The most common type of primary bone cancer is osteosarcoma. Because it occurs in growing bones, it is most often found in children. Another type of primary bone cancer is chondrosarcoma which is found in the cartilage.  This cancer occurs more often in adults. Ewing’s sarcoma can occur as either a bone sarcoma or a soft tissue sarcoma depending upon the original location in the tumour.Symptoms and signs

Symptoms

The signs of sarcoma depend on the site where they arise. Patients with bone sarcoma may present with the following symptoms:

(Weinberg R,  Hanahan D, ‘The Hallmarks of Cancer’)
  • Bone swelling and pain which tends to worsen at night
  • Fractures may develop after minor trauma as the bone is weakened by the tumour
  • A new lump that may not necessarily be painful located anywhere in the body that increases in size, and may grow to a large size over time (patients experiencing soft tissue sarcomas)
  • Problems with movement such as an unexplained limp
  • Loss of feeling in the affected limb
  • Unexplained weightloss and fatigue

Diagnosis

X-rays are used to locate a tumour, and if the x-ray suggests a tumour is present than a doctor may require further testing such as a CT scan, Magnetic Resonance Imaging (MRI) or PET scan. Finally, a biopsy must be performed to determine if cancer is present, and is a procedure used to remove sample tissue from the tumour.

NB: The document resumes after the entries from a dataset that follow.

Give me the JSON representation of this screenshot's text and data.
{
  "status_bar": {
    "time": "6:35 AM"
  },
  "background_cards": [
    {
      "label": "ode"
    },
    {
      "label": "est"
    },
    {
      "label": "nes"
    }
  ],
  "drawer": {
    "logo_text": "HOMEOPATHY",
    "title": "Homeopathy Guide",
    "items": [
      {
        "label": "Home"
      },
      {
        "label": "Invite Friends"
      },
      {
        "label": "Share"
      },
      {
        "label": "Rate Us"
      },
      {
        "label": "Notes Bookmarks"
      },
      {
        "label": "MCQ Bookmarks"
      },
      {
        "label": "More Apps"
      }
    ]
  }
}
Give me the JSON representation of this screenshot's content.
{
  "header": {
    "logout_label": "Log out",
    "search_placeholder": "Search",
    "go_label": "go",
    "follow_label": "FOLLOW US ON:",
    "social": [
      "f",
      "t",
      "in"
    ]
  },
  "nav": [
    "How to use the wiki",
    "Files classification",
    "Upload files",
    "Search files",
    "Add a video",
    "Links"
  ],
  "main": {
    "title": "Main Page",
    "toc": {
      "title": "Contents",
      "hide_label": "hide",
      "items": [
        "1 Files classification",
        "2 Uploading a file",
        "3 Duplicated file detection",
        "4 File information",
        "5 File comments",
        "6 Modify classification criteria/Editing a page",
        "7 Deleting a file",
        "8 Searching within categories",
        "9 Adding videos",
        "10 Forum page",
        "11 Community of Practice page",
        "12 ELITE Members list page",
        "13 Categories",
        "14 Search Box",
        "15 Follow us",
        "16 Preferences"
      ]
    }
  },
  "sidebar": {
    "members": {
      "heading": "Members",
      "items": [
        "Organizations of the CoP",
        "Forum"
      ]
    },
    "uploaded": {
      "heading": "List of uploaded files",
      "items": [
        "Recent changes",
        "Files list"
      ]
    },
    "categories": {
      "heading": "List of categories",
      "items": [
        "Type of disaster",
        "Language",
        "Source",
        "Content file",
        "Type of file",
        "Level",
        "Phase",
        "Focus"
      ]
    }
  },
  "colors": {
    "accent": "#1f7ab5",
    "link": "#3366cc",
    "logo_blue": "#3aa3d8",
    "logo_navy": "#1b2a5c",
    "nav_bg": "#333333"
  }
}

A surgeon, usually an orthopaedic oncologist, performs the procedure using a needle or making an incision. During a needle biopsy the surgeon makes a small hole in the bone and removes sample tissue with a small instrument. During an incisional biopsy, the surgeon cuts into the tumour and removes sample tissue. A Pathologist will then study the cells and tissues under a microscope to determine whether the tumour is cancerous.

Treatment

(Teicher, Beverley A, ‘Searching for molecular targets in sarcoma’)

The treatment of bone cancer depends on the size, location, type and stage of the cancer. Chemotherapy with surgery is often the primary treatment. While amputation of a limb is sometimes necessary, using chemotherapy either before or after surgery has allowed doctors to salvage the limb and improve survival in many cases. Radiation and immunotherapy, and targeted therapies may also present as treatment options.

Why are sarcomas dangerous?

They are hard to diagnose, hard to detect and hard to treat. Biopsy is the only diagnostic tool and surgery often the only curative treatment. Many sarcomas resist current cancer treatments.

TREATMENT OPTIONS SHOULD ALWAYS BE DISCUSSED WITH YOUR ONCOLOGIST AND MEDICAL TEAM

*A DOCTOR SHOULD BE CONSULTED IF THE ABOVE SYMPTOMS OCCUR

*EARLY DIAGNOSIS MAY MEASURABLY IMPROVE SURVIVAL OUTCOMES

*DO NOT IGNORE SYMPTOMS WHICH DO NOT ABATE.